txchnologist reported a Rice University study concludes that states are successfully reducing a harmful air pollutant called fine particulate matter less than 2.5 micrometers (PM2.5) in diameter, which can stay suspended in the atmosphere for weeks and has been linked to chronic and fatal diseases.
In fact, the study found that state efforts have been so successful that most urban areas had already lowered PM2.5 to more stringent levels instituted in 2012 by the U.S. Environmental Protection Agency. The improvements are good enough to translate into Americans living slightly longer lives.
“The trend across the country is that air quality is improving,” says Daniel Cohan, an atmospheric researcher and associate professor of environmental engineering. “Power plants are getting better at controlling emissions. There are more industrial controls to pollution. Cars are getting cleaner.”

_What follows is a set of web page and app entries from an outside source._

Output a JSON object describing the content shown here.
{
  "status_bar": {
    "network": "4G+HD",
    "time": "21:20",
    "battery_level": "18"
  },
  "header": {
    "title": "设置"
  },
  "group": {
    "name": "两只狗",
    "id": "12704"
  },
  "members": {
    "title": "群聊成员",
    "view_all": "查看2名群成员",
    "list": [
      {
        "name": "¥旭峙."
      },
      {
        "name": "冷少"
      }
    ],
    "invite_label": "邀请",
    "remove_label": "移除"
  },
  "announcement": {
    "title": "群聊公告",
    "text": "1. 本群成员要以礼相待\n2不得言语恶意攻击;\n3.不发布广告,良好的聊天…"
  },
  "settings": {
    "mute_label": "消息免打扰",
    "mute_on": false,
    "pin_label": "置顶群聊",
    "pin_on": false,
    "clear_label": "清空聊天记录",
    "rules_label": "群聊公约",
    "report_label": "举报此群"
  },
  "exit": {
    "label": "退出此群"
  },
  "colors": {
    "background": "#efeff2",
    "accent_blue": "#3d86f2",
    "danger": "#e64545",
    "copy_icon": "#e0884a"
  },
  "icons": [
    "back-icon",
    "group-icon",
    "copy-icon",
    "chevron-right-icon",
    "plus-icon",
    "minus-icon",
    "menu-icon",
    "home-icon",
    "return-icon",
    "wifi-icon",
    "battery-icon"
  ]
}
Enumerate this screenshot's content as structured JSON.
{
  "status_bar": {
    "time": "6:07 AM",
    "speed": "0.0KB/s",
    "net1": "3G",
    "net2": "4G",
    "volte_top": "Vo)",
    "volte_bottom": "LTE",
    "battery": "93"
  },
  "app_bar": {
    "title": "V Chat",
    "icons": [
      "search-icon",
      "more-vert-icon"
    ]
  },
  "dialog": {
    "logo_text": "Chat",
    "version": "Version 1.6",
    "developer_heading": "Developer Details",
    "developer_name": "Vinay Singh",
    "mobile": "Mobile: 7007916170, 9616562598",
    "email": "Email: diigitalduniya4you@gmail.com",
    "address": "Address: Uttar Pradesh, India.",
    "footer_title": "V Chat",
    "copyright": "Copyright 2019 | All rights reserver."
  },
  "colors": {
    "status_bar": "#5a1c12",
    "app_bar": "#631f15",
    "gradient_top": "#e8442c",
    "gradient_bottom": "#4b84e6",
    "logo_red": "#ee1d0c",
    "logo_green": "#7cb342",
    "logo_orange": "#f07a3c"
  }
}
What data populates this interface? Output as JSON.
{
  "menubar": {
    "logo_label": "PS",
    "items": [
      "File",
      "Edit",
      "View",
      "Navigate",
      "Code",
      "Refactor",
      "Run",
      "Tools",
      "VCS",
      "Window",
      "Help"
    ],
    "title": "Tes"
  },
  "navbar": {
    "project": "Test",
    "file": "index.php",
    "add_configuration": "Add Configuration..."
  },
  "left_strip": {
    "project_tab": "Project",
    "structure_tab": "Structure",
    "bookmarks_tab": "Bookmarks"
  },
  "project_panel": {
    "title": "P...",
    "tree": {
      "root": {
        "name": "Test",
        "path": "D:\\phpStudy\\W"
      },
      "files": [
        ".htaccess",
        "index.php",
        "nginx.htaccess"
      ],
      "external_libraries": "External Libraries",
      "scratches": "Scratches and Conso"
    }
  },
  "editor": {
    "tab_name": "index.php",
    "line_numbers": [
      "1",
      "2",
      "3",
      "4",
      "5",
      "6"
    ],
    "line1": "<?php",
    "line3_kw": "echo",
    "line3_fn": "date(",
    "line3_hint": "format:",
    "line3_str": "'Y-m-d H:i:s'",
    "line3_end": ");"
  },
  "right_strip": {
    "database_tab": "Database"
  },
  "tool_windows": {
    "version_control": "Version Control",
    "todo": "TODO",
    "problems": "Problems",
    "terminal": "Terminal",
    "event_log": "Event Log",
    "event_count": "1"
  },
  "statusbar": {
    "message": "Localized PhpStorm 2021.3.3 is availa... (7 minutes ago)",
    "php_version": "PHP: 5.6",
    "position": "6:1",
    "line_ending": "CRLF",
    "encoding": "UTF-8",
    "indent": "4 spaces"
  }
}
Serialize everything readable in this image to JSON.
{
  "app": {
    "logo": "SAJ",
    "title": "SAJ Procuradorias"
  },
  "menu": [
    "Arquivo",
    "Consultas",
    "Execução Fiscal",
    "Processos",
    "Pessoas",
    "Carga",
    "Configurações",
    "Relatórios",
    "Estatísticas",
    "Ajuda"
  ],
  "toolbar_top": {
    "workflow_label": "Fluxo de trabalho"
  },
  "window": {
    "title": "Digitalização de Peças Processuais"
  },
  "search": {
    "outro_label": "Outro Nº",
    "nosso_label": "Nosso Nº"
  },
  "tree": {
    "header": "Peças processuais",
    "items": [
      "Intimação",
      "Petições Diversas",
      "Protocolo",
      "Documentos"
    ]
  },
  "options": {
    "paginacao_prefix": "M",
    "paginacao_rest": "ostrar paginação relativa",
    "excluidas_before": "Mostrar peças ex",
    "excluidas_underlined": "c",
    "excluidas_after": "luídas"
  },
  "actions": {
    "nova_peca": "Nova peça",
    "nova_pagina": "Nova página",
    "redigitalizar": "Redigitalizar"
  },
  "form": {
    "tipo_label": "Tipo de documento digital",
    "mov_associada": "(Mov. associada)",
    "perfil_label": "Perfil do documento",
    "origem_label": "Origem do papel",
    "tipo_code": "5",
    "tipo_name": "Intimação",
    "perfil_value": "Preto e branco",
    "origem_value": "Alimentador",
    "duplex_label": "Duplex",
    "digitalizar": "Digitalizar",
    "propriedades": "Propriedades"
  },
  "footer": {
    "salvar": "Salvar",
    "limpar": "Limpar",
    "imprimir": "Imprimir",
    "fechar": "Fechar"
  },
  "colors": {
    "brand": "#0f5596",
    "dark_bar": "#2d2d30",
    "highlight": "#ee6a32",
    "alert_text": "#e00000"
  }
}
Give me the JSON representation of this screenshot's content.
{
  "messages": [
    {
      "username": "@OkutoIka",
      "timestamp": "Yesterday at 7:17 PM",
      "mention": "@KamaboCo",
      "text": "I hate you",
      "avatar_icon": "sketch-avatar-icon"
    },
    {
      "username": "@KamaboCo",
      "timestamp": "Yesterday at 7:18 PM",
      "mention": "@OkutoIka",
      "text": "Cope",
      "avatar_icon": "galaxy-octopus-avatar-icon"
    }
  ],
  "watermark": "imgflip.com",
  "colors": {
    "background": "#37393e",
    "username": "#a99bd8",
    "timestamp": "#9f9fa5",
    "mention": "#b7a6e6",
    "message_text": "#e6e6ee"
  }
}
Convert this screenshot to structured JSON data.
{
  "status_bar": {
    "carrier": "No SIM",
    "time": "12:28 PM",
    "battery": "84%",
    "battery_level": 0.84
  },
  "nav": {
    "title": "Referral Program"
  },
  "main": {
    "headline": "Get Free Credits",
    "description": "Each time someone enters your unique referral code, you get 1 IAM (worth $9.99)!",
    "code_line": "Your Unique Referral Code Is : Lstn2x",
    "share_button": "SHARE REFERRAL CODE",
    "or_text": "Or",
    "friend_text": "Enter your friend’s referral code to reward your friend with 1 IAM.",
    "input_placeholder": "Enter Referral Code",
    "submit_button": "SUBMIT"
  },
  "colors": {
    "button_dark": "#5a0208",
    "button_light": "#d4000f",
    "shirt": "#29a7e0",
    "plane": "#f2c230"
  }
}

Particulate matter comes from burning fossil fuels and industrial, agricultural and natural processes. It is a combination of liquids and solids that are so small they can remain suspended in air for weeks.
When inhaled, fine particulate matter can travel to the deepest recesses of the lungs and cause multiple health problems. Exposure has been linked to cardiovascular and respiratory diseases including lung cancer, according to the World Health Organization. The agency estimates that particulate matter caused 3.1 million deaths around the world in 2010, and accounts for a global annual average of three percent of cardiopulmonary diseases and five percent of lung cancer deaths.